Content starts

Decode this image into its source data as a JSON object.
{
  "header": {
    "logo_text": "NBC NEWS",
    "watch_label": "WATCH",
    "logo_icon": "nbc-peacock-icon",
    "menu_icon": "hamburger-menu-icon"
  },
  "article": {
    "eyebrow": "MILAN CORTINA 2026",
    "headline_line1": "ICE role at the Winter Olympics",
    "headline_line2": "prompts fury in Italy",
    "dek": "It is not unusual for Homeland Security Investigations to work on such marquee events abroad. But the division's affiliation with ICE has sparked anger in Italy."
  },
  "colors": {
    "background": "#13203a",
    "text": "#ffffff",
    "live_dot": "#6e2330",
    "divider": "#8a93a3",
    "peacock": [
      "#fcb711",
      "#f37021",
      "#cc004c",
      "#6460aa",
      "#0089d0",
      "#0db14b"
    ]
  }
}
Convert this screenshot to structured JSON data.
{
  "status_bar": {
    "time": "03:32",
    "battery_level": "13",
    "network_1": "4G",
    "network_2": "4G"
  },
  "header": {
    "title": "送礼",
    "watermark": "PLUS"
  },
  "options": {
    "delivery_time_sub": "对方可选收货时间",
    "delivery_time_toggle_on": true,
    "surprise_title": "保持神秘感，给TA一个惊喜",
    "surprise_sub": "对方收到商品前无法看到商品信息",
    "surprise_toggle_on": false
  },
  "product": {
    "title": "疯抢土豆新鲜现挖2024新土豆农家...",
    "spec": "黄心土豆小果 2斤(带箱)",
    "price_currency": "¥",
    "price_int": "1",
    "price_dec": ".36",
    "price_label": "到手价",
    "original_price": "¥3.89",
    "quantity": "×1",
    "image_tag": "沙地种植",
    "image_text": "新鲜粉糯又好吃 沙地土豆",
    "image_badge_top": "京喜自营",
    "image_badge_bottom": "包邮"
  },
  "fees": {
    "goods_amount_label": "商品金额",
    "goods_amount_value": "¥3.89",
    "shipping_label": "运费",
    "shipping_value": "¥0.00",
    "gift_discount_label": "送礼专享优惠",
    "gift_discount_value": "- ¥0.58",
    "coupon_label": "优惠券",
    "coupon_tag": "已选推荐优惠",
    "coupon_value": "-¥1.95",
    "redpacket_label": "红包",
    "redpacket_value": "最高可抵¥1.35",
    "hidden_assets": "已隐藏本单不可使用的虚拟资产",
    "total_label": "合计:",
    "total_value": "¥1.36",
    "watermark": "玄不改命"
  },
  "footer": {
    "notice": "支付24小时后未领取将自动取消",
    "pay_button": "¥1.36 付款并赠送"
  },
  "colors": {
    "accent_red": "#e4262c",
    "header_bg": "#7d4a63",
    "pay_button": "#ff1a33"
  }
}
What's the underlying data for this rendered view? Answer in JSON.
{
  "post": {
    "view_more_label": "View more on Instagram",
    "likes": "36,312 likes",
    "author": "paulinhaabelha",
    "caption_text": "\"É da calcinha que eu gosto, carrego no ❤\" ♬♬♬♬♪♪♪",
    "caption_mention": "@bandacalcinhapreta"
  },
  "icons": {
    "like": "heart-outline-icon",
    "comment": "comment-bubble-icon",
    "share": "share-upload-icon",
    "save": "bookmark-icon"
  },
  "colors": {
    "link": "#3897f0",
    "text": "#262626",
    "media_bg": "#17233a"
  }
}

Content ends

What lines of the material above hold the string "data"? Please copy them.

* _EXERCISE OUTPUT_
Decode this image into its source data as a JSON object.
Convert this screenshot to structured JSON data.
What's the underlying data for this rendered view? Answer in JSON.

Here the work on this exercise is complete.